To dilute or dissolve your medications with Bacteriostatic Water safely, please carefully read and follow the instructions below. Also, consult with your doctor or pharmacist about any additional or unique steps that may be required with your specific medication.

  • Use an alcohol swab to clean off the rubber stoppers on both of the vials you will be using, including Bacteriostatic Water and your medication. This helps decrease the chance of needle contamination.
  • Take you syringe and pull the plunger back until you have created enough empty space in the syringe to equal the amount of medication you will be pulling from the vial.
  • Keep the vial upright and insert the needle of the syringe through the rubber stopper. Allow the needle to enter the empty space in the vial without touching the medication itself.
  • Push the plunger on the syringe to inject the air inside down into the vial.
  • Use a clean syringe and repeat the above process on your second vial.
  • Tip the vial, allowing the syringe needle to touch medication, and pull back plunger until you have withdrawn the prescribed dose of medication.
  • Remove the syringe from the vial.
  • Take syringe of medication and insert it into the other vial, repeating the previous steps for withdrawing the solution for the vial.
  • Allow both solutions to mix in the vial, and throw away all waste in appropriate receptacles.

To avoid any adverse reactions or complications, please be very careful to follow all instructions precisely as written.

The most common way that people experience drug complications with this method of injection is by pulling the incorrect dose of their medication into the syringe.
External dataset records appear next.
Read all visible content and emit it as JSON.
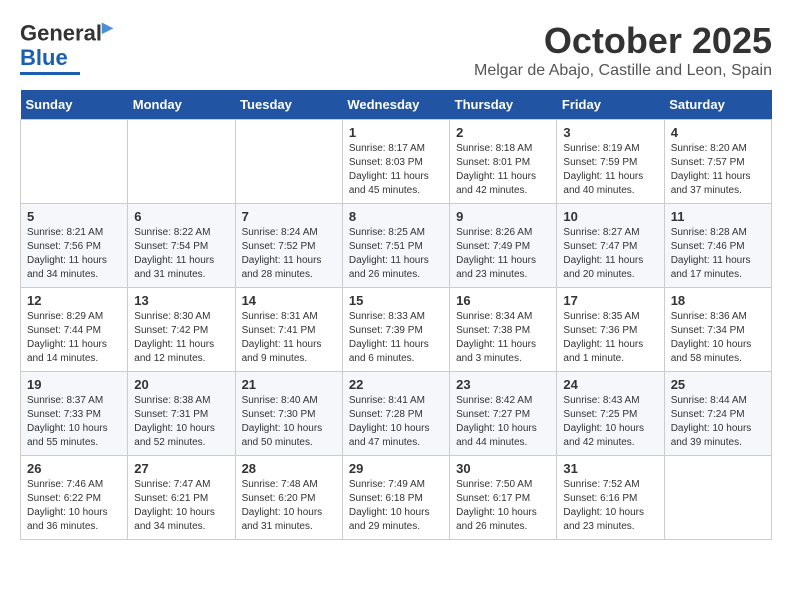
{
  "header": {
    "logo_line1": "General",
    "logo_line2": "Blue",
    "month": "October 2025",
    "location": "Melgar de Abajo, Castille and Leon, Spain"
  },
  "weekdays": [
    "Sunday",
    "Monday",
    "Tuesday",
    "Wednesday",
    "Thursday",
    "Friday",
    "Saturday"
  ],
  "weeks": [
    [
      {
        "day": "",
        "sunrise": "",
        "sunset": "",
        "daylight": ""
      },
      {
        "day": "",
        "sunrise": "",
        "sunset": "",
        "daylight": ""
      },
      {
        "day": "",
        "sunrise": "",
        "sunset": "",
        "daylight": ""
      },
      {
        "day": "1",
        "sunrise": "Sunrise: 8:17 AM",
        "sunset": "Sunset: 8:03 PM",
        "daylight": "Daylight: 11 hours and 45 minutes."
      },
      {
        "day": "2",
        "sunrise": "Sunrise: 8:18 AM",
        "sunset": "Sunset: 8:01 PM",
        "daylight": "Daylight: 11 hours and 42 minutes."
      },
      {
        "day": "3",
        "sunrise": "Sunrise: 8:19 AM",
        "sunset": "Sunset: 7:59 PM",
        "daylight": "Daylight: 11 hours and 40 minutes."
      },
      {
        "day": "4",
        "sunrise": "Sunrise: 8:20 AM",
        "sunset": "Sunset: 7:57 PM",
        "daylight": "Daylight: 11 hours and 37 minutes."
      }
    ],
    [
      {
        "day": "5",
        "sunrise": "Sunrise: 8:21 AM",
        "sunset": "Sunset: 7:56 PM",
        "daylight": "Daylight: 11 hours and 34 minutes."
      },
      {
        "day": "6",
        "sunrise": "Sunrise: 8:22 AM",
        "sunset": "Sunset: 7:54 PM",
        "daylight": "Daylight: 11 hours and 31 minutes."
      },
      {
        "day": "7",
        "sunrise": "Sunrise: 8:24 AM",
        "sunset": "Sunset: 7:52 PM",
        "daylight": "Daylight: 11 hours and 28 minutes."
      },
      {
        "day": "8",
        "sunrise": "Sunrise: 8:25 AM",
        "sunset": "Sunset: 7:51 PM",
        "daylight": "Daylight: 11 hours and 26 minutes."
      },
      {
        "day": "9",
        "sunrise": "Sunrise: 8:26 AM",
        "sunset": "Sunset: 7:49 PM",
        "daylight": "Daylight: 11 hours and 23 minutes."
      },
      {
        "day": "10",
        "sunrise": "Sunrise: 8:27 AM",
        "sunset": "Sunset: 7:47 PM",
        "daylight": "Daylight: 11 hours and 20 minutes."
      },
      {
        "day": "11",
        "sunrise": "Sunrise: 8:28 AM",
        "sunset": "Sunset: 7:46 PM",
        "daylight": "Daylight: 11 hours and 17 minutes."
      }
    ],
    [
      {
        "day": "12",
        "sunrise": "Sunrise: 8:29 AM",
        "sunset": "Sunset: 7:44 PM",
        "daylight": "Daylight: 11 hours and 14 minutes."
      },
      {
        "day": "13",
        "sunrise": "Sunrise: 8:30 AM",
        "sunset": "Sunset: 7:42 PM",
        "daylight": "Daylight: 11 hours and 12 minutes."
      },
      {
        "day": "14",
        "sunrise": "Sunrise: 8:31 AM",
        "sunset": "Sunset: 7:41 PM",
        "daylight": "Daylight: 11 hours and 9 minutes."
      },
      {
        "day": "15",
        "sunrise": "Sunrise: 8:33 AM",
        "sunset": "Sunset: 7:39 PM",
        "daylight": "Daylight: 11 hours and 6 minutes."
      },
      {
        "day": "16",
        "sunrise": "Sunrise: 8:34 AM",
        "sunset": "Sunset: 7:38 PM",
        "daylight": "Daylight: 11 hours and 3 minutes."
      },
      {
        "day": "17",
        "sunrise": "Sunrise: 8:35 AM",
        "sunset": "Sunset: 7:36 PM",
        "daylight": "Daylight: 11 hours and 1 minute."
      },
      {
        "day": "18",
        "sunrise": "Sunrise: 8:36 AM",
        "sunset": "Sunset: 7:34 PM",
        "daylight": "Daylight: 10 hours and 58 minutes."
      }
    ],
    [
      {
        "day": "19",
        "sunrise": "Sunrise: 8:37 AM",
        "sunset": "Sunset: 7:33 PM",
        "daylight": "Daylight: 10 hours and 55 minutes."
      },
      {
        "day": "20",
        "sunrise": "Sunrise: 8:38 AM",
        "sunset": "Sunset: 7:31 PM",
        "daylight": "Daylight: 10 hours and 52 minutes."
      },
      {
        "day": "21",
        "sunrise": "Sunrise: 8:40 AM",
        "sunset": "Sunset: 7:30 PM",
        "daylight": "Daylight: 10 hours and 50 minutes."
      },
      {
        "day": "22",
        "sunrise": "Sunrise: 8:41 AM",
        "sunset": "Sunset: 7:28 PM",
        "daylight": "Daylight: 10 hours and 47 minutes."
      },
      {
        "day": "23",
        "sunrise": "Sunrise: 8:42 AM",
        "sunset": "Sunset: 7:27 PM",
        "daylight": "Daylight: 10 hours and 44 minutes."
      },
      {
        "day": "24",
        "sunrise": "Sunrise: 8:43 AM",
        "sunset": "Sunset: 7:25 PM",
        "daylight": "Daylight: 10 hours and 42 minutes."
      },
      {
        "day": "25",
        "sunrise": "Sunrise: 8:44 AM",
        "sunset": "Sunset: 7:24 PM",
        "daylight": "Daylight: 10 hours and 39 minutes."
      }
    ],
    [
      {
        "day": "26",
        "sunrise": "Sunrise: 7:46 AM",
        "sunset": "Sunset: 6:22 PM",
        "daylight": "Daylight: 10 hours and 36 minutes."
      },
      {
        "day": "27",
        "sunrise": "Sunrise: 7:47 AM",
        "sunset": "Sunset: 6:21 PM",
        "daylight": "Daylight: 10 hours and 34 minutes."
      },
      {
        "day": "28",
        "sunrise": "Sunrise: 7:48 AM",
        "sunset": "Sunset: 6:20 PM",
        "daylight": "Daylight: 10 hours and 31 minutes."
      },
      {
        "day": "29",
        "sunrise": "Sunrise: 7:49 AM",
        "sunset": "Sunset: 6:18 PM",
        "daylight": "Daylight: 10 hours and 29 minutes."
      },
      {
        "day": "30",
        "sunrise": "Sunrise: 7:50 AM",
        "sunset": "Sunset: 6:17 PM",
        "daylight": "Daylight: 10 hours and 26 minutes."
      },
      {
        "day": "31",
        "sunrise": "Sunrise: 7:52 AM",
        "sunset": "Sunset: 6:16 PM",
        "daylight": "Daylight: 10 hours and 23 minutes."
      },
      {
        "day": "",
        "sunrise": "",
        "sunset": "",
        "daylight": ""
      }
    ]
  ]
}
Please be sure that your measurements are exact and that you are carefully reading dosing instructions from the provider of your medications.

Also, you will want to double check with a professional that the medications you are mixing are compatible. Otherwise, you may risk complications from injecting incompatible drugs.

Always carefully read the instructions from the drug manufacturer and follow them exactly. These instruction should tell you which type of syringe or needle to use with their medications, how much of the medication is suitable for a single dose, and how to properly dissolve or dilute the medication before injecting it.

Once the Bacteriostatic Water and your medication have been mixed together in a syringe, carefully inspect it before actually injecting it. You want to ensure that the solution remains clear and that no unexpected reaction is occurring. Do not inject the mixture if you notice any sort of discoloration or particle formation in the syringe.

It is not recommended that Bacteriostatic Water be injected into pregnant women. Studies are not yet conclusive, and this method of injection should only be used on pregnant women in cases of emergency when no other option is available. If you are pregnant or possibly pregnant, seek other methods of medication injection.

It is also not recommended that Bacteriostatic Water be injected into children. This method has no conclusive studies in regards to pediatric use, so it should be avoided.

Not all medications are compatible with the benzyl alcohol present in Bacteriostatic Water and may react adversely when mixed together. Discuss your exact medication and its compatibility with Bacteriostatic Water with your doctor or a pharmacist before using.

Once your medication and the Bacteriostatic Water are mixed together in the syringe, use it promptly to avoid any drug reactions.

Always be sure that the solution you are injecting is clear and that no discoloring or particle formation has occurred as a result of mixing your solution in the syringe